3. In so far as the second question is concerned, there is, in our opinion, no substance in it. The learned Vakil for the appellants has contended that the notice served under Section 167 of the Bengal Tenancy Act was not in accordance with the provisions of the law, because it does not appear to have been signed by the Collector. The notice is not on the record, and it is difficult, in the absence of all materials, to hold that it did not conform to the provisions of Section 167. We may point out, however, that the mere circumstance that the notice was signed by a Deputy Collector would not invalidate it, if he acted on behalf of the Collector Mahomed Kazem v. Naffar Chandra 32 C. 911 : 9 C.W.N. 803; Akhoy Kumar v. Bejoy Chand 29 C. 813. To bring the present case within the principle of the decisions in Ramdhon v. Surja Narain 2 C.L.J. 99 and Mohabat Singh v. Umahil Fatima 28 C. 66 the Court would have to hold that the Deputy Collector acted in excess of the powers conferred upon him. No such suggestion appears to have been specially made in the Court below, and the appellants are not entitled to a remand for the elucidation of this point. The second ground, therefore, cannot be supported.

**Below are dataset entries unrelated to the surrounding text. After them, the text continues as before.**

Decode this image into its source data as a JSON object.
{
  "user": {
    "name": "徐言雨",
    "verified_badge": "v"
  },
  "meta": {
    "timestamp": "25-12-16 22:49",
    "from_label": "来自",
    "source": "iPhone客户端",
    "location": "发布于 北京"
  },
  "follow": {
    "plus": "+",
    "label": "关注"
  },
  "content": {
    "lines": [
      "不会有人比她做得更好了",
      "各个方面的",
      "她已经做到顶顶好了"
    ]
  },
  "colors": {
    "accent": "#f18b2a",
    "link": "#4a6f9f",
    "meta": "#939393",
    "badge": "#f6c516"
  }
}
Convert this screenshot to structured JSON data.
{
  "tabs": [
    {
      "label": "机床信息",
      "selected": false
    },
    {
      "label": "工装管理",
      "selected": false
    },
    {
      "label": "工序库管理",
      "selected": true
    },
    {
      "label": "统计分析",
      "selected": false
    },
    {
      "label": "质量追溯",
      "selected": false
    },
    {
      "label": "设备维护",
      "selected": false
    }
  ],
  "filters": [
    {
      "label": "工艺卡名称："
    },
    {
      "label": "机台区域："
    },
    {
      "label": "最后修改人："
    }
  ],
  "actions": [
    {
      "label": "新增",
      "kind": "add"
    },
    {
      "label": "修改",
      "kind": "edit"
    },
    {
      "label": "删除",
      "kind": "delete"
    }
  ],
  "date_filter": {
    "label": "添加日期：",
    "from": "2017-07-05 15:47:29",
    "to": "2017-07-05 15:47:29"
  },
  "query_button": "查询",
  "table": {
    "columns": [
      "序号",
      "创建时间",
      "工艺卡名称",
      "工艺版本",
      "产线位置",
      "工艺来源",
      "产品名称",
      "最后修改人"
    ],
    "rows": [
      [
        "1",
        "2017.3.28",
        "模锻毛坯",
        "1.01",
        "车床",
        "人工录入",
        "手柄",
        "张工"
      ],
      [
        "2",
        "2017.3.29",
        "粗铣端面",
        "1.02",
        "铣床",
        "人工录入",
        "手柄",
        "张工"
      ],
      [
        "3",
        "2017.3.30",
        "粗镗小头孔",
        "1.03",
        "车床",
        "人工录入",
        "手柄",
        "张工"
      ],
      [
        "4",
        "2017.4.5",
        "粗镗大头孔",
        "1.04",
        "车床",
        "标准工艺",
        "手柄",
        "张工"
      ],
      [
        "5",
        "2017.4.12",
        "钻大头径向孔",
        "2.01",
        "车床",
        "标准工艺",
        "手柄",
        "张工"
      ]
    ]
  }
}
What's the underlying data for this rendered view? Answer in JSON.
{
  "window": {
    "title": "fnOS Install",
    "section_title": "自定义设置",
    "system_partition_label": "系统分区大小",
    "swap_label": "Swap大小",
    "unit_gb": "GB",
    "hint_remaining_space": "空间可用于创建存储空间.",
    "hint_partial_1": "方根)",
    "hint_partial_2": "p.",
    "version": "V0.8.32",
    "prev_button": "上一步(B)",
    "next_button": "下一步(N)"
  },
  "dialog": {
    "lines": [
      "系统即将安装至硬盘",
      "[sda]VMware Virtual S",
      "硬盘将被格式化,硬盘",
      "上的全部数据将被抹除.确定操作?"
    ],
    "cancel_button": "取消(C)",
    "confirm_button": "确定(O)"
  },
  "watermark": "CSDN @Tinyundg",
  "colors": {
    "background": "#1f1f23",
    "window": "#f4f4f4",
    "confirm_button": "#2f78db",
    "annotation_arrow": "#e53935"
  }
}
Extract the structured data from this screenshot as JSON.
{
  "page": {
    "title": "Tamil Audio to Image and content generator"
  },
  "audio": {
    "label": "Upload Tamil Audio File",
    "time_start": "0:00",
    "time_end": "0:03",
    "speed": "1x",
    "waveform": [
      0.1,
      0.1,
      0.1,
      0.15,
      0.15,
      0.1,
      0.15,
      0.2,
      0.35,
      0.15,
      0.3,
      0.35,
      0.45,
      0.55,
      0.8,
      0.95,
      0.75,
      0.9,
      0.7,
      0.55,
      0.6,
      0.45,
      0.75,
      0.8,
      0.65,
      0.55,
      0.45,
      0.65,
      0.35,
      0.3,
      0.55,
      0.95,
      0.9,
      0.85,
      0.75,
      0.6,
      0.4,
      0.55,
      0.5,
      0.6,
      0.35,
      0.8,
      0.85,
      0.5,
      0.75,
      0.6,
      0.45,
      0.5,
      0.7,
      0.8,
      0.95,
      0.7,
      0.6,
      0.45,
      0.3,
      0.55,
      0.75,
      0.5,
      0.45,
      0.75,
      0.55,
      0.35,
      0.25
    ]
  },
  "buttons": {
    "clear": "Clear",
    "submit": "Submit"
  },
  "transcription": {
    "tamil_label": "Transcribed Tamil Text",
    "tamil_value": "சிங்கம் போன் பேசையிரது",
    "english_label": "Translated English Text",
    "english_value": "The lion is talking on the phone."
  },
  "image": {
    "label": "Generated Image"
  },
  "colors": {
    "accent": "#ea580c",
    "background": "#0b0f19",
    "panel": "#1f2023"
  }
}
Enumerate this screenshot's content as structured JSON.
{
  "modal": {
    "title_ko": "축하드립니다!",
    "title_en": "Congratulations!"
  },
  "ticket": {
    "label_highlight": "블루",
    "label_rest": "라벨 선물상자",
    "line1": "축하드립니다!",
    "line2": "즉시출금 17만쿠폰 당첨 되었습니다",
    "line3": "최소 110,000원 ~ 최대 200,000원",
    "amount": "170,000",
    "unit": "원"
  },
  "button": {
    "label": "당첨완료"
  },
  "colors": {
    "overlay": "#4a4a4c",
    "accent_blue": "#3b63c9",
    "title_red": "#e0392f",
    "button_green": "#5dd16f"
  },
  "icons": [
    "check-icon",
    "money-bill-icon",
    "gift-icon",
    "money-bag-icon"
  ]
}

4. The result is, that this appeal must be allowed, the decree of the Subordinate Judge set aside and the case remanded to him in order that he may determine the question, whether the Chuckerbuttis and Kanjiballis had, at the date of the institution of the Rent Suit of 1895, any subsisting interest in the tenure. If they had, the present suit must be dismissed, if they had no subsisting interest at that time, the suit must be decreed. The costs of this appeal will abide the result.
5. It is conceded that this decision will govern all the other appeals one of which (No. 2785 of 1907) arises out of a similar suit for ejectment, and three others (Nos. 2384, 2786, 2757 of 1907), out of suits-for rent by the, landlord, brought on the assumption that the immediate tenures have been annulled so as to bring him into direct relation with the under-tenants. These appeals will, therefore, be allowed, the decrees of the Subordinate Judge will be set aside and the cases remanded for determination of the question Mentioned. The costs of these appeals will abide the result.
We may add that in the case one appeal (No. 2384 of 1907) a question of res judicata was sought to be argued, but upon examination it transpired that there was no substance in the contention. We need not, therefore, examine the matter in detail.